REQUIRED ACTION :: Your task is to give the entries back exactly, leaving nothing out.

DATA IN THIS EXERCISE ::

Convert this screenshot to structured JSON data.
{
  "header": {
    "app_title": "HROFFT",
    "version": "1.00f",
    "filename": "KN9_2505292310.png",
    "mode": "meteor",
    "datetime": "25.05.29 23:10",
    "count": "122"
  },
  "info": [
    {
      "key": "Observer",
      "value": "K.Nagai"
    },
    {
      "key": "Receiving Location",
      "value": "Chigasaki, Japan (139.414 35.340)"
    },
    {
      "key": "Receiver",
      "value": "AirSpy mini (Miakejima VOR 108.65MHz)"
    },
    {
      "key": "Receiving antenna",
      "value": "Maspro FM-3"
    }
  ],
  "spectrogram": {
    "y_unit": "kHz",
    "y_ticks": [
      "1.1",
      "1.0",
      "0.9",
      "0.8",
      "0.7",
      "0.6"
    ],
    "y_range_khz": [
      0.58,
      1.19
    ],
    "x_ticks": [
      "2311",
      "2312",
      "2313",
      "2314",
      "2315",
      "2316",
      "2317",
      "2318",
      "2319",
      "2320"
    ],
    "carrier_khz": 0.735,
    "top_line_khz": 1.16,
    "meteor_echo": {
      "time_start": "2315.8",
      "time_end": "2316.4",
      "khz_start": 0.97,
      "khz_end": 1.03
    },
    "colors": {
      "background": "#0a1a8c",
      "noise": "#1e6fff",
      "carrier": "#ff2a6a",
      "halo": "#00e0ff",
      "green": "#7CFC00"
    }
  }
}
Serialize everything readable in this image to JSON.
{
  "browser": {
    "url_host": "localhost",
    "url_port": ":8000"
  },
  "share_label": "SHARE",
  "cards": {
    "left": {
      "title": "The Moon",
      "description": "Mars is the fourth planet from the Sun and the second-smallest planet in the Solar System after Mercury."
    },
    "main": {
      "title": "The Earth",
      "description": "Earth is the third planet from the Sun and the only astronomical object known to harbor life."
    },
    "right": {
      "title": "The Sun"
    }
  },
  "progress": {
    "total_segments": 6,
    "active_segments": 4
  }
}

WRITTEN REPLY ::
Convert this screenshot to structured JSON data.
{
  "header": {
    "app_title": "HROFFT",
    "version": "1.00f",
    "filename": "KN9_2505292310.png",
    "mode": "meteor",
    "datetime": "25.05.29 23:10",
    "count": "122"
  },
  "info": [
    {
      "key": "Observer",
      "value": "K.Nagai"
    },
    {
      "key": "Receiving Location",
      "value": "Chigasaki, Japan (139.414 35.340)"
    },
    {
      "key": "Receiver",
      "value": "AirSpy mini (Miakejima VOR 108.65MHz)"
    },
    {
      "key": "Receiving antenna",
      "value": "Maspro FM-3"
    }
  ],
  "spectrogram": {
    "y_unit": "kHz",
    "y_ticks": [
      "1.1",
      "1.0",
      "0.9",
      "0.8",
      "0.7",
      "0.6"
    ],
    "y_range_khz": [
      0.58,
      1.19
    ],
    "x_ticks": [
      "2311",
      "2312",
      "2313",
      "2314",
      "2315",
      "2316",
      "2317",
      "2318",
      "2319",
      "2320"
    ],
    "carrier_khz": 0.735,
    "top_line_khz": 1.16,
    "meteor_echo": {
      "time_start": "2315.8",
      "time_end": "2316.4",
      "khz_start": 0.97,
      "khz_end": 1.03
    },
    "colors": {
      "background": "#0a1a8c",
      "noise": "#1e6fff",
      "carrier": "#ff2a6a",
      "halo": "#00e0ff",
      "green": "#7CFC00"
    }
  }
}
Serialize everything readable in this image to JSON.
{
  "browser": {
    "url_host": "localhost",
    "url_port": ":8000"
  },
  "share_label": "SHARE",
  "cards": {
    "left": {
      "title": "The Moon",
      "description": "Mars is the fourth planet from the Sun and the second-smallest planet in the Solar System after Mercury."
    },
    "main": {
      "title": "The Earth",
      "description": "Earth is the third planet from the Sun and the only astronomical object known to harbor life."
    },
    "right": {
      "title": "The Sun"
    }
  },
  "progress": {
    "total_segments": 6,
    "active_segments": 4
  }
}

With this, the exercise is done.